One of the arguments made by faculty who are dubious of equity promoting pedagogies, such as increasing low stakes assessment, is that they compromise course rigor.  Not only can rigor be maintained while engaging in equity-promoting pedagogical and curricular practices, it should be maintained.  

Decades of research point to the phenomenon of Desirable Difficulty, which shows that the very act of completing challenging assignments and assessments improves learning (Bjork, 1994; Marsh & Butler, 2014).  Furthermore, students are negatively impacted by low expectations, both by the effect it has in the efforts put in by instructors themselves, but also in the message it communicates to students that they are not capable of challenging work (Rattan et al., 2012).  In fact, because teacher expectations are often formed well in advance of their experiences of student performance and are often predicated on characteristics such as race, ethnicity and socioeconomic status, they are also a significant contributor to equity gaps in course level performance (McKown & Weinstein, 2008).  To borrow and extend a famous quote “the soft bigotry of low expectations” isn’t so soft.


  1. Have high expectations of student performance, and do your best to maintain these high expectations uniformly for all students

Articulate these high expectations at the start of a course and before major assessments.

  1. Make it clear to students why challenging and difficult work is good for their learning.

Too often students assume that faculty simply “like” the idea of a difficult class or revel in the suffering of their students.

  1. And finally, if we are to have high expectations for our students and present them with challenging work, then we must also make sure we are giving them the support they need to be successful

Good teaching isn’t simply the considered presentation of information for inquisitive minds, regardless of how curated it may be.  Teaching means figuring out how to engage our students and determining which of our actions is leading to demonstrable learning.

NOTE: One question I ask of faculty who are concerned about increasing low stakes assessment while maintaining rigor is "what do you mean by rigor?" This is a fundamental question that often goes unexplored. I then provide an example. If you take the midterm you currently give and simply split it in two, so that you now have two “lower stake” midterms instead of one, and no other changes to questions of any kind, have you reduced rigor in any meaningful way? If students still have to demonstrate the same knowledge to get the same correct answers, but now in a context that has reduced the impact of that single midterm, has rigor been meaningfully reduced? If the answer is yes because students had to study less for a midterm half as long, I would argue that such a definition of rigor is a rather superficial one.

Supporting Literature

Bjork, R.A. (1994). Institutional Impediments to Effective Training. In D Druckman and R. A. Bjork (Eds.), Learning, Remembering, Believing: Enhancing Individual and Team Performance.(pp. 295-306). National Academy Press.

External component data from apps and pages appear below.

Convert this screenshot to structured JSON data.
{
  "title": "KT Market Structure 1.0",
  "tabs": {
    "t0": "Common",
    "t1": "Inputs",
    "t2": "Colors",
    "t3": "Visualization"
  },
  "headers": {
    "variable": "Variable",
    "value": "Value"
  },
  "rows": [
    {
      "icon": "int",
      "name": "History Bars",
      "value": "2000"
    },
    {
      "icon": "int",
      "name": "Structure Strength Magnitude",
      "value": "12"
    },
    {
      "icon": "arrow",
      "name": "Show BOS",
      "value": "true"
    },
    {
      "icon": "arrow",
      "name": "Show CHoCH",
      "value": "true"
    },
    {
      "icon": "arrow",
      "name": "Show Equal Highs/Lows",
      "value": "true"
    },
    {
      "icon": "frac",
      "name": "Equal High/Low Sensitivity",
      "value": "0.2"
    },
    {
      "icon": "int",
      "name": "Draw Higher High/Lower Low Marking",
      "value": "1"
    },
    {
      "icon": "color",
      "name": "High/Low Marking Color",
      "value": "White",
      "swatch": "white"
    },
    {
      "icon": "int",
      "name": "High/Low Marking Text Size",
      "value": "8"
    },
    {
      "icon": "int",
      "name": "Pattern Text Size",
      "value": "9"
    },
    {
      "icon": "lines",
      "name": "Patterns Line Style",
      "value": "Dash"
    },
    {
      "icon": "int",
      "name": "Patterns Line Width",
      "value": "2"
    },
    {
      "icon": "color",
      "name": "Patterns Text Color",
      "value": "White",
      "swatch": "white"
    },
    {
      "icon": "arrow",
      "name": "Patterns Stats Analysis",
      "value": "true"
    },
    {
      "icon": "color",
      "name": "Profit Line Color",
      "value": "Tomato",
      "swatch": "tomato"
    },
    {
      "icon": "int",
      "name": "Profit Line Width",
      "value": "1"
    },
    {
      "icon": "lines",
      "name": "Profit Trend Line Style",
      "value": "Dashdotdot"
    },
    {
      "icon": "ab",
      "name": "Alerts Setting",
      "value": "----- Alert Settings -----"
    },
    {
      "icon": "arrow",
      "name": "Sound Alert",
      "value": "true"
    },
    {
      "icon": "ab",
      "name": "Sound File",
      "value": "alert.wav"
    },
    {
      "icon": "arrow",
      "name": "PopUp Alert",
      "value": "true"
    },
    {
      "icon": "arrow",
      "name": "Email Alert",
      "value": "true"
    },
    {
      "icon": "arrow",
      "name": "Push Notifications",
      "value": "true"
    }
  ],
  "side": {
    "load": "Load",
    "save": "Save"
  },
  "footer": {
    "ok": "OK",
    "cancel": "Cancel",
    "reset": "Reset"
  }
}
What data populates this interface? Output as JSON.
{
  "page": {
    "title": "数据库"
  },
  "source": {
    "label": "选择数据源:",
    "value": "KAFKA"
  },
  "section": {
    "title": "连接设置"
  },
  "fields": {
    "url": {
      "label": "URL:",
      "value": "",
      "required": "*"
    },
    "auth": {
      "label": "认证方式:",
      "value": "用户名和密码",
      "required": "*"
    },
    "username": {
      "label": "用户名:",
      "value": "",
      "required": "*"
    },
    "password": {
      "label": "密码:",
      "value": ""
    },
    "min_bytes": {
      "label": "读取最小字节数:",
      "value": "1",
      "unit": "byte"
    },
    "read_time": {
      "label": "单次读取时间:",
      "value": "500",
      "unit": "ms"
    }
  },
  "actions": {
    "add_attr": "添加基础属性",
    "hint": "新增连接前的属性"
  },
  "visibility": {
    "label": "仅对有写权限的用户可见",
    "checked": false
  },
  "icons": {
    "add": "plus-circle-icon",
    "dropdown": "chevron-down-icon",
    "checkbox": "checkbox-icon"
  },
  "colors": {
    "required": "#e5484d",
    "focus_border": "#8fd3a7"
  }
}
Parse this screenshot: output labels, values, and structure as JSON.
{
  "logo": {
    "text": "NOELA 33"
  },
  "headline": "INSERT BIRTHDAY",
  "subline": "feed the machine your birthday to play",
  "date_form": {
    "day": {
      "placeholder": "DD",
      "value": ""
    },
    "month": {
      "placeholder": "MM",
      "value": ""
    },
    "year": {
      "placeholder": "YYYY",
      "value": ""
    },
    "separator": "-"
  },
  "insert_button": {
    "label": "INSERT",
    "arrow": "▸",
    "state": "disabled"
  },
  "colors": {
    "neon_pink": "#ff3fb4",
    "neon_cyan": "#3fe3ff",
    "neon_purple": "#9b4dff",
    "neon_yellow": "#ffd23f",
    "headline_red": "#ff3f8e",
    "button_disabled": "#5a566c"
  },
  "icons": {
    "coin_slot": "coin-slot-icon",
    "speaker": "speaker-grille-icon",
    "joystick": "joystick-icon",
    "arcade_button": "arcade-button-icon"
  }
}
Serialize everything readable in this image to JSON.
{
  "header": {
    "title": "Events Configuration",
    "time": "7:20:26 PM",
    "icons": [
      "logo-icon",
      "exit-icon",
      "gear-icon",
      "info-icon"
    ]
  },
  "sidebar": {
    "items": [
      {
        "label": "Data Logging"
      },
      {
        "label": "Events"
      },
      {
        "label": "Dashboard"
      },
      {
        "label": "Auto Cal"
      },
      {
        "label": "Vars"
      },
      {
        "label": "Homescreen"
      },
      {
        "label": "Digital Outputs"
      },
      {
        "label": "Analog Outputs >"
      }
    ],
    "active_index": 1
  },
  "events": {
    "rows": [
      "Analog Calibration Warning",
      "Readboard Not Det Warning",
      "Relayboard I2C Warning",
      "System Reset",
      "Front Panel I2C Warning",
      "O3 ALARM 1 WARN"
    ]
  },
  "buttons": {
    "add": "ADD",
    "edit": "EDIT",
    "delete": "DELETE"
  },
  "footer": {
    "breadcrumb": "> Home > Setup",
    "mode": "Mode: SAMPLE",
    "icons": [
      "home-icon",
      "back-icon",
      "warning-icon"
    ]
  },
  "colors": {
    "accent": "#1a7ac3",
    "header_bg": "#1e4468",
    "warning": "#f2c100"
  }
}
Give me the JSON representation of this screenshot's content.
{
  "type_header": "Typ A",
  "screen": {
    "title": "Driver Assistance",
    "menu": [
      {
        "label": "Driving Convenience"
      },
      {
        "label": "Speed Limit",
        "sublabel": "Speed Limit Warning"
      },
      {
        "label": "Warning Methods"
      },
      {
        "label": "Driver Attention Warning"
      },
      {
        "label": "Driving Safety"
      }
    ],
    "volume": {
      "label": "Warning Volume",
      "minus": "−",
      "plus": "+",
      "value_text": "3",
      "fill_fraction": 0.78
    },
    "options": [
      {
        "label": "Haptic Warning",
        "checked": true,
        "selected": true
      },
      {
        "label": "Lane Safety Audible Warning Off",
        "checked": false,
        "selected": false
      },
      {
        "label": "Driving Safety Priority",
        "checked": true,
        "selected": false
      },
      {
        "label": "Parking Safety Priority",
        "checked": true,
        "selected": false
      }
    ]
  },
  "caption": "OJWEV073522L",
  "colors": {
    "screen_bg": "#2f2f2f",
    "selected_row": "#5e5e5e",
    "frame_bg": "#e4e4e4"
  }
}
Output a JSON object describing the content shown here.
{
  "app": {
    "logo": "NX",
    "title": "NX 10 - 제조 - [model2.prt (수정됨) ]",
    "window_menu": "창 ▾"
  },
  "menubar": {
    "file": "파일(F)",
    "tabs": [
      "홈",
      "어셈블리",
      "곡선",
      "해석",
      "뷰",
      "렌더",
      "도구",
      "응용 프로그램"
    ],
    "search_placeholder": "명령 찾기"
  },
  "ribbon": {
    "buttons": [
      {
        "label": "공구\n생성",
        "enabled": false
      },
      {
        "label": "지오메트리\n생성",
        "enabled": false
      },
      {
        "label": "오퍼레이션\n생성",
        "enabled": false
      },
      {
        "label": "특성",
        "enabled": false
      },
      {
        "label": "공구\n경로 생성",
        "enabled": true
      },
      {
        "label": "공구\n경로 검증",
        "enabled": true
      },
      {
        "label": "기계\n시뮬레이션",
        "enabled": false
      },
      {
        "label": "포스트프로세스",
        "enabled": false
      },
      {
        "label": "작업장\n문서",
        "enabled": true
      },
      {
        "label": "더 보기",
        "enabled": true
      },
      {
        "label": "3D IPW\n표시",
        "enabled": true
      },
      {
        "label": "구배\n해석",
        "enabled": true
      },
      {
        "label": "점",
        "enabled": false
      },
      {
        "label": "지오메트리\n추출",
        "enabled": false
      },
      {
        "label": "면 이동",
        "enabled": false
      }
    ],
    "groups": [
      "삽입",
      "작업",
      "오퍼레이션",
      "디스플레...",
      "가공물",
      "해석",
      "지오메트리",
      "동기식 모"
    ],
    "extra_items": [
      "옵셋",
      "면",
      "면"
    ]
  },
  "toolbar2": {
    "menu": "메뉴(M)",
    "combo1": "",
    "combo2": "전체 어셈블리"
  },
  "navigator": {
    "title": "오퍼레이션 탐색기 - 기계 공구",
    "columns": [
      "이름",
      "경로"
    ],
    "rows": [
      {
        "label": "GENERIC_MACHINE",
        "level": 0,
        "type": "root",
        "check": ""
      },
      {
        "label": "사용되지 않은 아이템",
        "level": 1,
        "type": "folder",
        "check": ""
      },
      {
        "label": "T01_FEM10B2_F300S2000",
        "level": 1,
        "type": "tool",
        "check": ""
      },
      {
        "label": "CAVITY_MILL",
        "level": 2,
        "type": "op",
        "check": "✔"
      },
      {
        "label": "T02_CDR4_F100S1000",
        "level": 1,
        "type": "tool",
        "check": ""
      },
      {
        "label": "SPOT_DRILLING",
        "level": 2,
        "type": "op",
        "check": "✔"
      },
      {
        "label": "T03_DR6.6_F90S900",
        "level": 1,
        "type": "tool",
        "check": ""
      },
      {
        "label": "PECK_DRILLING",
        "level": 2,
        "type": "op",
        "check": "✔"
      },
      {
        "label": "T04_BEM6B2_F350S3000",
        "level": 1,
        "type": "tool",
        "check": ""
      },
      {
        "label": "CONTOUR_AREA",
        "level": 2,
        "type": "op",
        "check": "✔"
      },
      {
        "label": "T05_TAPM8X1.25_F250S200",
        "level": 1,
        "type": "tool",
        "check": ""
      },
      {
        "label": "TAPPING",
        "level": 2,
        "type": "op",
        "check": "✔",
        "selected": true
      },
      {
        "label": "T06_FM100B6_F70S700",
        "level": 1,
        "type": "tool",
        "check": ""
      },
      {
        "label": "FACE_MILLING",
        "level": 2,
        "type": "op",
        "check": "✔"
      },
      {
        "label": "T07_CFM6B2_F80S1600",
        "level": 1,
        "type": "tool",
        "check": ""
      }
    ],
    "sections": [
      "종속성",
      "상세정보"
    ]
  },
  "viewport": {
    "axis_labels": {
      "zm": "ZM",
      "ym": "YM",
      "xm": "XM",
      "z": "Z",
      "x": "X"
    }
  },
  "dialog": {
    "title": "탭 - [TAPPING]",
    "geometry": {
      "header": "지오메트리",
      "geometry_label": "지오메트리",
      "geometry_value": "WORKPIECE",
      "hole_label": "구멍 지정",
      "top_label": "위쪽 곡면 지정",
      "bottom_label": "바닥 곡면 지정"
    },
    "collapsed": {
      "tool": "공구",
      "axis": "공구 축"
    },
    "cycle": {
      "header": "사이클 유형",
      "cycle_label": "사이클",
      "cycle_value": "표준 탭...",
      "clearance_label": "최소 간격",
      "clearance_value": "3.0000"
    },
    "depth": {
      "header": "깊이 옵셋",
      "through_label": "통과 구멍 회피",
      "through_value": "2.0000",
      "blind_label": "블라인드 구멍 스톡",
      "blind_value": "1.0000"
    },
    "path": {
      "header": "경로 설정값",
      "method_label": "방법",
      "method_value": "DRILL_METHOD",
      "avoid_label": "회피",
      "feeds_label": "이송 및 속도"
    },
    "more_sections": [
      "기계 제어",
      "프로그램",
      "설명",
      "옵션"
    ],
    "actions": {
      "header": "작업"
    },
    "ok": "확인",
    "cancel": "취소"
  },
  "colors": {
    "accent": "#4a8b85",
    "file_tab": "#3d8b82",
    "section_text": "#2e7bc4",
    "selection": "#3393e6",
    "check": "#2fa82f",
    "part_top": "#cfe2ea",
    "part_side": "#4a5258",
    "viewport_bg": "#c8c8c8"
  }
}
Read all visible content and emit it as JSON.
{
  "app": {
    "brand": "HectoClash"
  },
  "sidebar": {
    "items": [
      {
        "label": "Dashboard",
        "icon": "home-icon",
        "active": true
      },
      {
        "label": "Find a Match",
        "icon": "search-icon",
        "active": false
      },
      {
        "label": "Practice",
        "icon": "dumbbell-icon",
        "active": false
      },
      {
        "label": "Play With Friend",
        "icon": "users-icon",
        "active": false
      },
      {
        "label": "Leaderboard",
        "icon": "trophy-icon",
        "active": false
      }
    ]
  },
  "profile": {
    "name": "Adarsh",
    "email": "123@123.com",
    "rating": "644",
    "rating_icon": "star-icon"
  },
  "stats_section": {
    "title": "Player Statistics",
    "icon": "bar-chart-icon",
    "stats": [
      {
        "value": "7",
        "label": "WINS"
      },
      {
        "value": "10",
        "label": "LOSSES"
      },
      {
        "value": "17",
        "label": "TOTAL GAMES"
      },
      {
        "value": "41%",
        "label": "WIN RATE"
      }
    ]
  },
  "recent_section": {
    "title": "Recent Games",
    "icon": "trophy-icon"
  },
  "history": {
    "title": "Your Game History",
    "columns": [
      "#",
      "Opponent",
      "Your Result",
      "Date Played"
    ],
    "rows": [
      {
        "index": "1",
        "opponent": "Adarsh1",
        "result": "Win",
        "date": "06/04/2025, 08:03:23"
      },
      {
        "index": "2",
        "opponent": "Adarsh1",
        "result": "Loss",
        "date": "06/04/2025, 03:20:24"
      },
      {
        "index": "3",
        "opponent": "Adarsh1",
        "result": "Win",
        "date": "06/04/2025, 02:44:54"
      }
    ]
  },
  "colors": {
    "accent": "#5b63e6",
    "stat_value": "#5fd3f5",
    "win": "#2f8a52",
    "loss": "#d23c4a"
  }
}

Marsh, E. J., & Butler, A. C. (2014). Memory in educational settings. In D. Reisberg (Ed.) Oxford Handbook of Cognitive Psychology, 299–317.

McKown, C., & Weinstein, R. S. (2008). Teacher expectations, classroom climate, and the achievement gap. Journal of School Psychology, 46(3), 235-261.

Rattan, A., Good, C., & Dweck, C. S. (2012). “It’s ok—Not everyone can be good at math”: Instructors with an entity theory comfort (and demotivate) students. Journal of Experimental Social Psychology, 48(3), 731-737.